Editor – somebody who can publish and manage posts including the posts of other users.
Author – somebody who can publish and manage their own posts.
Contributor – somebody who can write and manage their own posts but cannot publish them.
Subscriber – somebody who can only manage their profile.
Once you have your WordPress site set up you will want to start configuring the settings to get things up and running.
One of the first places you should go to is the Permalink Settings.
(I know, it sounds like a foreign language, but bear with me)
Setting up permalinks is something many first time WordPress users don’t understand, but it is extremely important. That is why you should head here very early on.
To get to the Permalink Settings go to:
A permalink is the way WordPress names your links for your posts and pages. Especially the last part (after yourwebsite.com/)
You can set these links to end in:
Personally, I recommend using the page/post title. As it is the easiest to read, the shortest and the best for SEO (aka Google).
When you are editing your page or post, you can also edit the permalink underneath where you set the title to be something completely custom. Simply click on the end, and edit that part how you like.
The overall structure is still defined in the Permalinks Settings though
Once you set a Permalink it should never be changed. Because once that link is shared on other websites or on social media, it will be a broken link and will not work, causing you to lose potential traffic.
WordPress uses two ways of categorizing the content you create: pages and posts.
Each of these have their own section in your dashboard where you can get an overview of each.
But what is the difference between the two?
Pages are often referred to as “static” because they don’t usually change so much.
Blog posts on the other hand, have a date, and are always being added to.
They all go onto one page called your blog. This page displays them all in chronological order, with the newest at the top.
Create a blog post when you want to write something on a topic that is not going to go in your menu or other fixed location.
Create a page when it is more permanent or structural content like About Us, Contact, Services etc.
Once you have your WordPress site set up, you will definitely want some sort of menu on your site.
While the placement will normally be determined by your theme, you do have the option to add all sorts of links to your menu.
You can add:
anywhere in your menu.
To create and edit menus go to your WordPress dashboard and then go to
From here you can select a menu to edit and choose pages, categories and custom links to add and change the look of those links.
You can also create sub-menus by dragging the menu items slightly to the right of the one above. Watch the dotted gray boxes that appear, they will guide you as to whether it is a sub-menu or still the same level as the one above.
Our last tip for getting started with WordPress is how to set your home page and your blog page.
While some people have their blog page as the home page, others like to give each of these pages their own specific location.
To do this you want to go to
From here you will see two options:
By choosing from the dropdown list, you can assign any of the pages you have previously created as the home or blog page.
Just be careful that the page you choose is actually set up to function as that kind of page (like the blog) otherwise you might be in for a surprise!
Although having the blog page as your home page seems like the "only" choice for a blogger.

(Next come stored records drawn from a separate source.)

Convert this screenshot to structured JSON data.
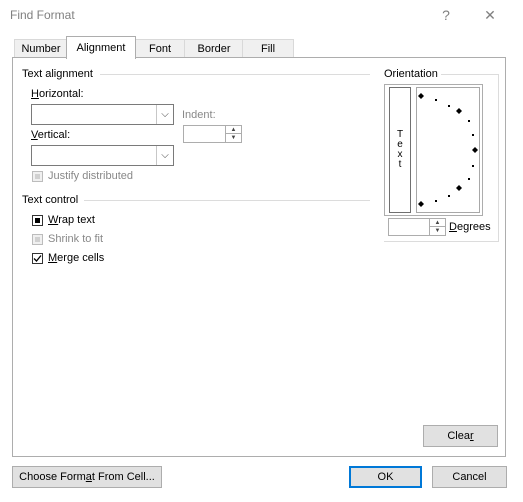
{
  "window": {
    "title": "Find Format",
    "help_glyph": "?",
    "close_glyph": "✕"
  },
  "tabs": [
    {
      "label": "Number"
    },
    {
      "label": "Alignment"
    },
    {
      "label": "Font"
    },
    {
      "label": "Border"
    },
    {
      "label": "Fill"
    }
  ],
  "text_alignment": {
    "section_label": "Text alignment",
    "horizontal_label_u": "H",
    "horizontal_label_rest": "orizontal:",
    "horizontal_value": "",
    "vertical_label_u": "V",
    "vertical_label_rest": "ertical:",
    "vertical_value": "",
    "indent_label": "Indent:",
    "indent_value": "",
    "justify_label": "Justify distributed"
  },
  "text_control": {
    "section_label": "Text control",
    "wrap_u": "W",
    "wrap_rest": "rap text",
    "shrink_label": "Shrink to fit",
    "merge_u": "M",
    "merge_rest": "erge cells",
    "wrap_state": "indeterminate",
    "shrink_state": "disabled",
    "merge_state": "checked"
  },
  "orientation": {
    "section_label": "Orientation",
    "vertical_text": [
      "T",
      "e",
      "x",
      "t"
    ],
    "degrees_value": "",
    "degrees_u": "D",
    "degrees_rest": "egrees"
  },
  "buttons": {
    "clear_pre": "Clea",
    "clear_u": "r",
    "choose_pre": "Choose Form",
    "choose_u": "a",
    "choose_post": "t From Cell...",
    "ok": "OK",
    "cancel": "Cancel"
  },
  "colors": {
    "accent": "#0078d7",
    "border": "#adadad",
    "disabled_text": "#888888"
  }
}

Have a serious think about what you want people to do most on your website.
That is what you should focus on on your home page.
eg. If you are focusing on email signups, have an optin box at the top of your homepage.

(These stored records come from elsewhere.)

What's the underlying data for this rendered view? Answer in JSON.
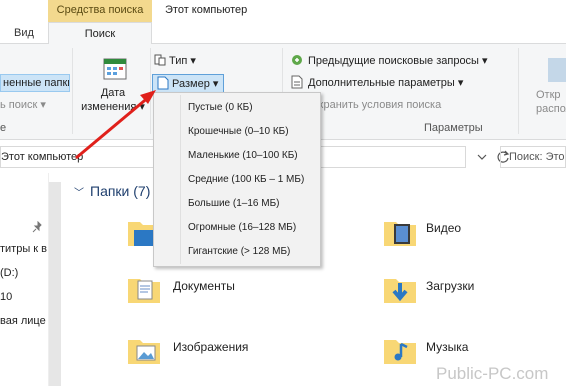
{
  "window": {
    "context_tab": "Средства поиска",
    "title": "Этот компьютер"
  },
  "tabs": [
    {
      "label": "Вид"
    },
    {
      "label": "Поиск"
    }
  ],
  "ribbon": {
    "subfolders_label": "ненные папки",
    "search_again_label": "ь поиск ▾",
    "left_group_label": "е",
    "date_modified_label": "Дата\nизменения ▾",
    "type_label": "Тип ▾",
    "size_label": "Размер ▾",
    "prev_searches_label": "Предыдущие поисковые запросы ▾",
    "advanced_options_label": "Дополнительные параметры ▾",
    "save_search_label": "хранить условия поиска",
    "options_group_label": "Параметры",
    "open_location_label": "Откр\nрасположен"
  },
  "address": {
    "path": "Этот компьютер",
    "search_placeholder": "Поиск: Это"
  },
  "nav": {
    "items": [
      "титры к в",
      "(D:)",
      "10",
      "вая лице"
    ]
  },
  "content": {
    "group_header": "Папки (7)",
    "folders": [
      {
        "name": "Видео",
        "icon": "video-folder-icon"
      },
      {
        "name": "Документы",
        "icon": "documents-folder-icon"
      },
      {
        "name": "Загрузки",
        "icon": "downloads-folder-icon"
      },
      {
        "name": "Изображения",
        "icon": "pictures-folder-icon"
      },
      {
        "name": "Музыка",
        "icon": "music-folder-icon"
      }
    ]
  },
  "size_menu": {
    "items": [
      "Пустые (0 КБ)",
      "Крошечные (0–10 КБ)",
      "Маленькие (10–100 КБ)",
      "Средние (100 КБ – 1 МБ)",
      "Большие (1–16 МБ)",
      "Огромные (16–128 МБ)",
      "Гигантские (> 128 МБ)"
    ]
  },
  "watermark": "Public-PC.com",
  "colors": {
    "context_tab_bg": "#f3d98e",
    "selected_bg": "#cce4f7",
    "folder_yellow": "#f8d775",
    "annotation_arrow": "#e0201b"
  }
}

If you are selling something, focus on that.
WordPress sites often have the blog as the home page, but it does not have to be that way!
Are you considering using WordPress for your website already? You might want to learn the basics first
What are top WordPress struggles that you would love for us to cover?
We can’t wait to hear and we can’t wait to help.
Taylor is a full time web designer and online marketer, part time blogger and overtime dog mom. She has a passion for helping bloggers, creatives and entrepreneurs turn their online presence from 'meh' to 'WOW'! Find her on her website.